They’re nice because they help families that may not be financially able to go somewhere else. As a kid I had asthma, allergies, things like that, and they were able to help us.
What gear keeps you at the top of your streaming game?
It’s definitely evolved over time. Right now it’s been upgraded a lot. I’m running two monitors; an XLR AT2035 microphone on a Rode PSA-1 mic arm, which is hooked up to a Focusrite Scarlett Solo audio interface; and a logitech C920 webcam — that’s the main equipment I use. Software-wise I use OBS (Open Broadcaster Software) and I run my microphone audio through a digital audio workstation called Reaper. But really streaming is whatever you want it to be, and how passionate you are about the hobby, so you’ll make do with whatever you’ve got and can afford.
What are some keys to ensuring a healthy and safe marathon stream?
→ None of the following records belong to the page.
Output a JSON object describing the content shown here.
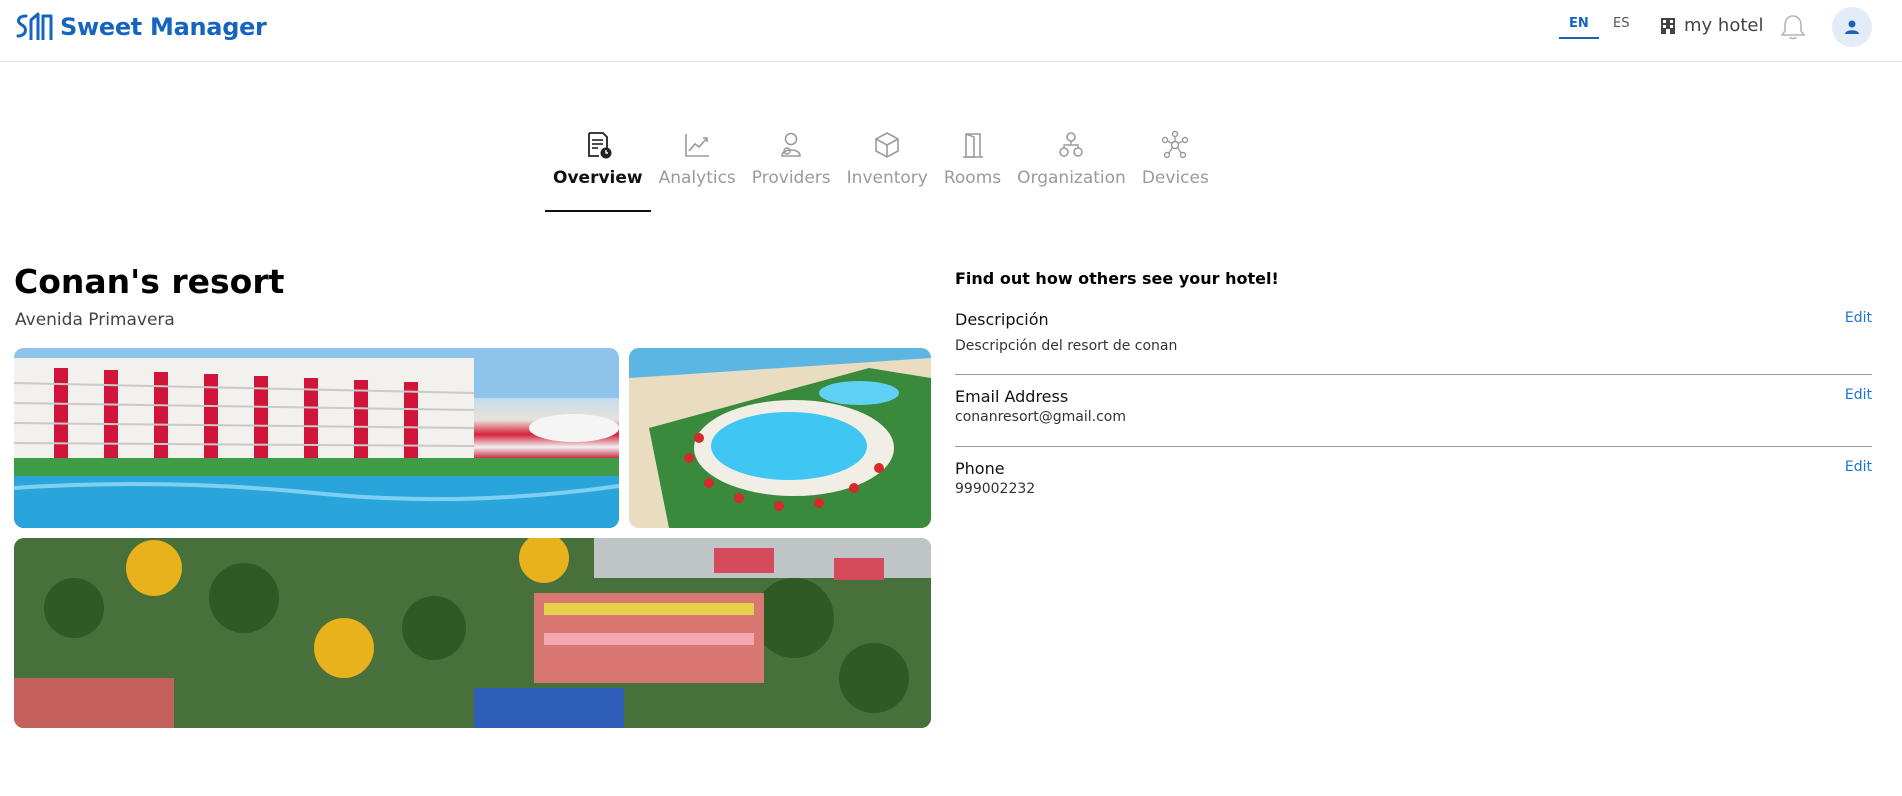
{
  "header": {
    "app_name": "Sweet Manager",
    "lang_en": "EN",
    "lang_es": "ES",
    "hotel_selector": "my hotel",
    "accent_color": "#1565c0"
  },
  "tabs": [
    {
      "label": "Overview",
      "icon": "report-clock-icon",
      "active": true
    },
    {
      "label": "Analytics",
      "icon": "chart-line-icon",
      "active": false
    },
    {
      "label": "Providers",
      "icon": "providers-icon",
      "active": false
    },
    {
      "label": "Inventory",
      "icon": "box-icon",
      "active": false
    },
    {
      "label": "Rooms",
      "icon": "door-icon",
      "active": false
    },
    {
      "label": "Organization",
      "icon": "org-chart-icon",
      "active": false
    },
    {
      "label": "Devices",
      "icon": "network-icon",
      "active": false
    }
  ],
  "hotel": {
    "name": "Conan's resort",
    "address": "Avenida Primavera"
  },
  "info": {
    "title": "Find out how others see your hotel!",
    "description_label": "Descripción",
    "description_value": "Descripción del resort de conan",
    "email_label": "Email Address",
    "email_value": "conanresort@gmail.com",
    "phone_label": "Phone",
    "phone_value": "999002232",
    "edit_label": "Edit"
  }
}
I’m training to be a personal trainer, so I’m coming from a place of fitness and health. A very important factor is that you have to treat your body well outside of streaming. The nature of the hobby is so sedentary, and many health issues come from that. Even doing 20 to 30 minutes of cardio every day and taking care of your body outside of this will help with marathon streams. These are feats of physical and mental strength. We’re not meant to stay up for 24 hours.
Are there any foods or drinks you recommend marathon streamers stick to?
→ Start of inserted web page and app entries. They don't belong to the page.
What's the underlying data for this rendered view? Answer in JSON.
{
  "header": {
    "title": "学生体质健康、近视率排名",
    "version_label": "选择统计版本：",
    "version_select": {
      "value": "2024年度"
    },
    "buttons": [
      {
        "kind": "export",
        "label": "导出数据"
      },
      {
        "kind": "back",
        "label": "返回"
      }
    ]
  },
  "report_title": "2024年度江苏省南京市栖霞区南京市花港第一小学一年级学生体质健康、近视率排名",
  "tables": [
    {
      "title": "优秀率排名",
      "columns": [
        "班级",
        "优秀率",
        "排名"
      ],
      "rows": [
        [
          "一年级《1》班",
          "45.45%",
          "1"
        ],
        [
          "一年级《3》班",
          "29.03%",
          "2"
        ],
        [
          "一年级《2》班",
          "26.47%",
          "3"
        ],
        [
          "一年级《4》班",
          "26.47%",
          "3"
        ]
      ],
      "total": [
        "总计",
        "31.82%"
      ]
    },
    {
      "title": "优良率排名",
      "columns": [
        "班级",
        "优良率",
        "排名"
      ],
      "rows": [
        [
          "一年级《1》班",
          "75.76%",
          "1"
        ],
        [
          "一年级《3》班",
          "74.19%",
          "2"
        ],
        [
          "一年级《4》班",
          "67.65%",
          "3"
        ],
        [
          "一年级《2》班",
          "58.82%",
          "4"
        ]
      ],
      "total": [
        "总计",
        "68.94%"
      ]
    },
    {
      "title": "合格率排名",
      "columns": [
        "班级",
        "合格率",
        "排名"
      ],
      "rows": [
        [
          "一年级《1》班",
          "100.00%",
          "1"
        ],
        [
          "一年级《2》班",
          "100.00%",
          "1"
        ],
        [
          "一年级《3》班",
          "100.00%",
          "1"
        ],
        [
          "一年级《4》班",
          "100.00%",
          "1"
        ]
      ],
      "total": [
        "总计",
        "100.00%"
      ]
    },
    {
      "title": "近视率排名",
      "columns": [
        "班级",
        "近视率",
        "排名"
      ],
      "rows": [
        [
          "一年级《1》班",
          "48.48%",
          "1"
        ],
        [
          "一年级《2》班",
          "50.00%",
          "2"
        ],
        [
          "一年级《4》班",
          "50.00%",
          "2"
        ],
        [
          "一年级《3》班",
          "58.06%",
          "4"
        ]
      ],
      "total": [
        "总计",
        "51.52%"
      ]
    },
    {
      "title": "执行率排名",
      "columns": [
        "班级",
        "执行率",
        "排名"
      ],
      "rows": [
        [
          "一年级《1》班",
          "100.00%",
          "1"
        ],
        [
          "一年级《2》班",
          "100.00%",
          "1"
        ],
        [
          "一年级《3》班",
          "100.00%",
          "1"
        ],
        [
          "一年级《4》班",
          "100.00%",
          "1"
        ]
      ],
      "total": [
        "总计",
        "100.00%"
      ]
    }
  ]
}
I like to have a decent amount of carbs before, because it’s a good source of long-term energy.
Any to avoid?
Sugar is something to stay away from, at least until the very end for an extra boost.
How do you keep a long stream entertaining?
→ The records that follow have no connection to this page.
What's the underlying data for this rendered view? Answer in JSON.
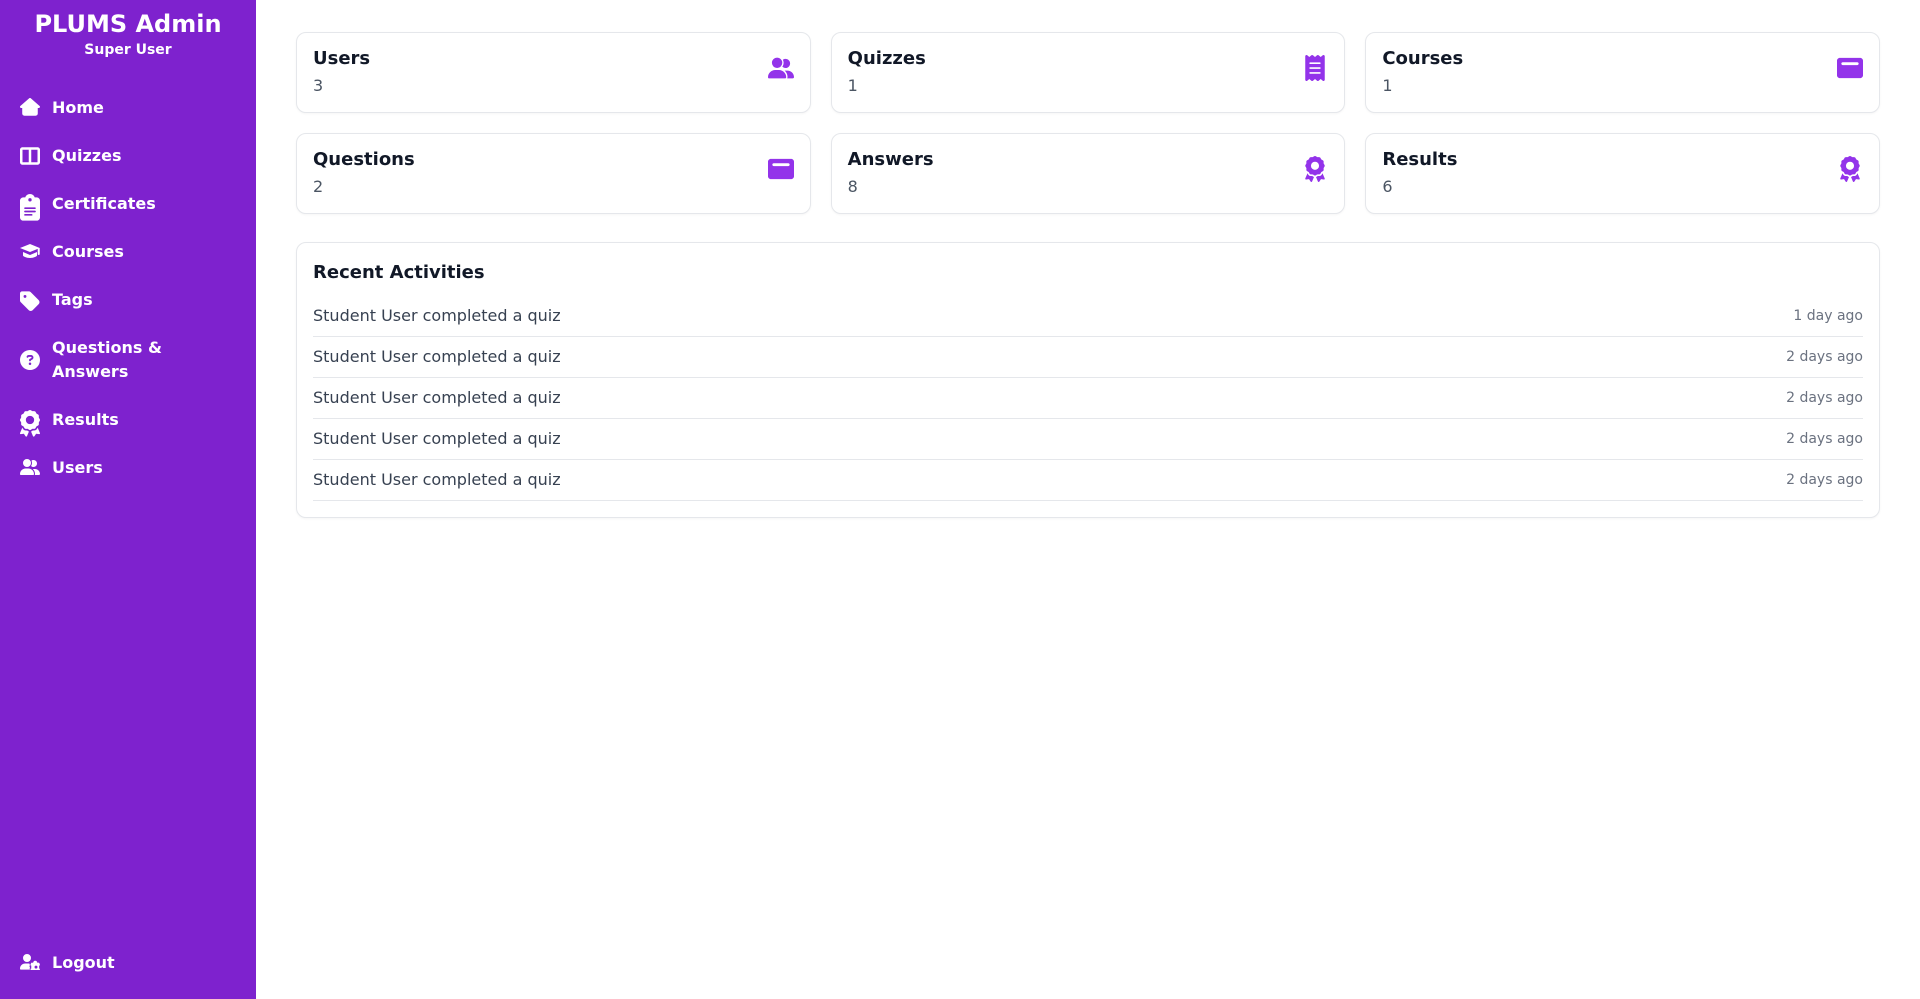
{
  "brand": {
    "title": "PLUMS Admin",
    "subtitle": "Super User"
  },
  "sidebar": {
    "items": [
      {
        "label": "Home"
      },
      {
        "label": "Quizzes"
      },
      {
        "label": "Certificates"
      },
      {
        "label": "Courses"
      },
      {
        "label": "Tags"
      },
      {
        "label": "Questions & Answers"
      },
      {
        "label": "Results"
      },
      {
        "label": "Users"
      }
    ],
    "logout_label": "Logout"
  },
  "cards": [
    {
      "title": "Users",
      "value": "3"
    },
    {
      "title": "Quizzes",
      "value": "1"
    },
    {
      "title": "Courses",
      "value": "1"
    },
    {
      "title": "Questions",
      "value": "2"
    },
    {
      "title": "Answers",
      "value": "8"
    },
    {
      "title": "Results",
      "value": "6"
    }
  ],
  "recent": {
    "title": "Recent Activities",
    "items": [
      {
        "desc": "Student User completed a quiz",
        "time": "1 day ago"
      },
      {
        "desc": "Student User completed a quiz",
        "time": "2 days ago"
      },
      {
        "desc": "Student User completed a quiz",
        "time": "2 days ago"
      },
      {
        "desc": "Student User completed a quiz",
        "time": "2 days ago"
      },
      {
        "desc": "Student User completed a quiz",
        "time": "2 days ago"
      }
    ]
  }
}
The benefit I have is that I have a friend with me. That’s something I recommend. It’s great to have a friend, whether on Skype or in the room with you. Everything’s better with friends!
When you’re doing a marathon stream with a story-driven game, does that help you? Or does having a story make it harder to follow?
A story makes things easier. Things are moving forward, it’s always changing, and it’s a lot easier to bounce commentary off of because things are happening in the story that you might have opinions on. When we’re planning a marathon stream, we make sure we have a few big story games, like Mass Effect–type games, that’ll be the main portion of the stream.
What’s the most challenging part of a marathon stream: mental or physical?
Both. For new streamers, it’s definitely a lot more mental for them. Don’t be afraid to end it early. You want to make sure you’re taking care of yourself first and foremost.
1. Treat your body well outside of streaming.
2. Carbo-loading beforehand can provide long-term energy, but avoid sugar during the marathon — at least until you approach the end.
3. Make sure your equipment and streaming setup is in good working order before starting the stream.
4. Don’t be afraid to end it early.
5. Stock up on Energizer® Ultimate Lithium™ AA batteries. As the #1 longest-lasting AA battery, you won’t have to worry about your gear dying mid-stream.
When’s the hardest part?
In every 24-hour stream, no matter when you start, there is that three- to four-hour zone where it’s the hardest. For me, it’s usually at about two or three in the morning.
What advice do you have for people who want to get into marathon streaming?
Do your [equipment] tests. You’ll always have technical difficulties during a 24-hour stream — those are to be expected — but you want as few, and to be as prepared for them, as possible. Make sure your sleep’s in check, eat properly, and get decent snacks.
To watch Kiratze in action, check out his Twitch channel. And if you want your gaming peripherals to maintain peak performance without fail during a marathon stream — or any gaming session, for that matter — be sure to power up with Energizer® Ultimate Lithium™ batteries.
Giaco Furino is a writer living and working in Brooklyn. He contributes frequently to The Creators Project, Tribeca Shortlist’s Outtake, Rhapsody magazine, and more.